Paris region is split into 6 concentric metro zones. Special tickets have to be bought to get to zones 2, 3, 4, 5 and 6. Check and print Paris metro zone map.
To prepare your city visit, download Next Stop Paris metro application (App Store, Google Play).
Locate top city sights on Paris tourist map. See them with streetview.
Locate top city sights on the map of Paris Arrondissements (administrative districts).
From 2022 onwards, Grand Paris Express will be a massive extension of the transportation system. Grand Paris facts.
The first train leaves the terminus at 5.30am. The last train arrives at the terminal station at 1.15am, except on Fridays, Saturdays and on nights before a holiday, when the service ends at 2.15am. Tickets are sold through automated machines at stations. Entrance is by automated gate, opened by tickets or Navigo cards. Gates return metro tickets for passengers to keep.
T+ tickets cost 1.90 euro (14.50 euros in tens). Valid for a multi transfer journey within 1h30 from first use, they can be used on the metro, buses, trams, RER in zone 1 with transfers on the same mode of transport and between metro and RER. Special tickets have to be bought for zone 2 to 6.
When transferring between the metro and the RER, it is necessary to retain the ticket. The RER requires a valid metro ticket for entry and exit.
For convenience, we recommend you to buy the economical and practical Paris Visite travel card.
Depending on which zones you select, Paris Visite allows you to travel on metro lines, RER lines (RATP and SNCF), regional train and bus lines, Allobus Roissy CDG, tourist excursion and Air France networks, the Orlyval line linking Orly Airport to the RER B, the Montmartre funicular.
Fulgence Bienvenue, a french engineer, accepted the network project in July 1897, and work began in October 1898. The first line (Porte de Vincennes - Porte Maillot) was opened to the public on 19 July 1900 in order to serve the events of the 1900 summer Olympic Games at the Bois de Vincennes.
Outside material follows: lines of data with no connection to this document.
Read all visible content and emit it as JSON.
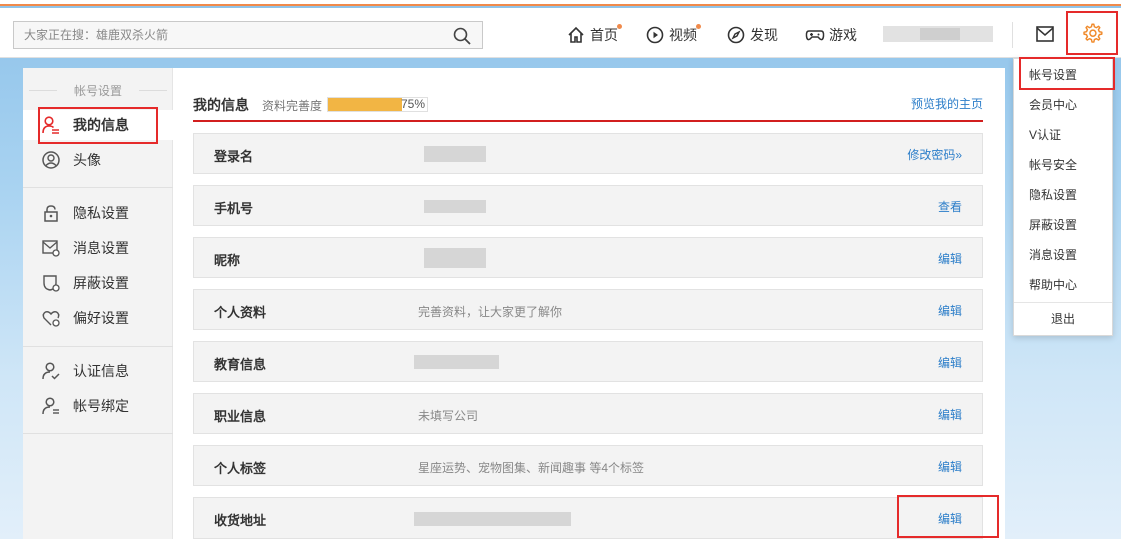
{
  "search": {
    "placeholder": "大家正在搜：雄鹿双杀火箭"
  },
  "nav": {
    "home": "首页",
    "video": "视频",
    "discover": "发现",
    "games": "游戏"
  },
  "sidebar": {
    "section_title": "帐号设置",
    "items": [
      {
        "label": "我的信息",
        "icon": "user-card-icon",
        "active": true
      },
      {
        "label": "头像",
        "icon": "avatar-icon"
      },
      {
        "label": "隐私设置",
        "icon": "lock-icon"
      },
      {
        "label": "消息设置",
        "icon": "message-settings-icon"
      },
      {
        "label": "屏蔽设置",
        "icon": "block-settings-icon"
      },
      {
        "label": "偏好设置",
        "icon": "heart-settings-icon"
      },
      {
        "label": "认证信息",
        "icon": "verified-user-icon"
      },
      {
        "label": "帐号绑定",
        "icon": "account-link-icon"
      }
    ]
  },
  "content": {
    "title": "我的信息",
    "completeness_label": "资料完善度",
    "completeness_value": "75%",
    "completeness_fraction": 0.75,
    "preview_link": "预览我的主页",
    "rows": [
      {
        "label": "登录名",
        "value": "",
        "action": "修改密码»"
      },
      {
        "label": "手机号",
        "value": "",
        "action": "查看"
      },
      {
        "label": "昵称",
        "value": "",
        "action": "编辑"
      },
      {
        "label": "个人资料",
        "value": "完善资料，让大家更了解你",
        "action": "编辑"
      },
      {
        "label": "教育信息",
        "value": "",
        "action": "编辑"
      },
      {
        "label": "职业信息",
        "value": "未填写公司",
        "action": "编辑"
      },
      {
        "label": "个人标签",
        "value": "星座运势、宠物图集、新闻趣事 等4个标签",
        "action": "编辑"
      },
      {
        "label": "收货地址",
        "value": "",
        "action": "编辑"
      }
    ]
  },
  "dropdown": {
    "items": [
      "帐号设置",
      "会员中心",
      "V认证",
      "帐号安全",
      "隐私设置",
      "屏蔽设置",
      "消息设置",
      "帮助中心"
    ],
    "logout": "退出"
  },
  "colors": {
    "accent_red": "#e52a2a",
    "link_blue": "#2c7ec9",
    "progress": "#f2b544",
    "notify_orange": "#f08a4b"
  }
}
The putting in place of the metro was agreed upon by the state and the city of Paris to remedy the problem of increasingly insufficient surface transport. They were thinking ahead, in particular, to the upcoming World Fair of 1900. The original project comprised a circular line running Etoile-Nation-Étoile and two transversal lines, one running north-south (Porte de Clignancourt-Porte d'Orleans) and the other east-west (Avenue Gambetta - Porte Maillot). Two management companies then came into being: CMP (Compagnie du métro parisien) and the Nord-Sud company, each using different decorations for their stations. By 1913, the metro network had already grown to comprise ten lines: 8 were the property of CMP. The remaining two belonged to Nord-Sud (the current lines 12 and 13). From 55 million in 1901, the number of passengers had increased to 467 million by 1913. The network continued to grow during the First World War. Between the two wars, lines 9, 10 and 11 were opened and the two management companies merged into one. It was all the way to 15th October 1998 before another new line was opened: the 14, initially running from Madeleine and to the National Library, then extended to cover gare Saint-Lazare. The 14 is an automated line, considerably reducing waiting time.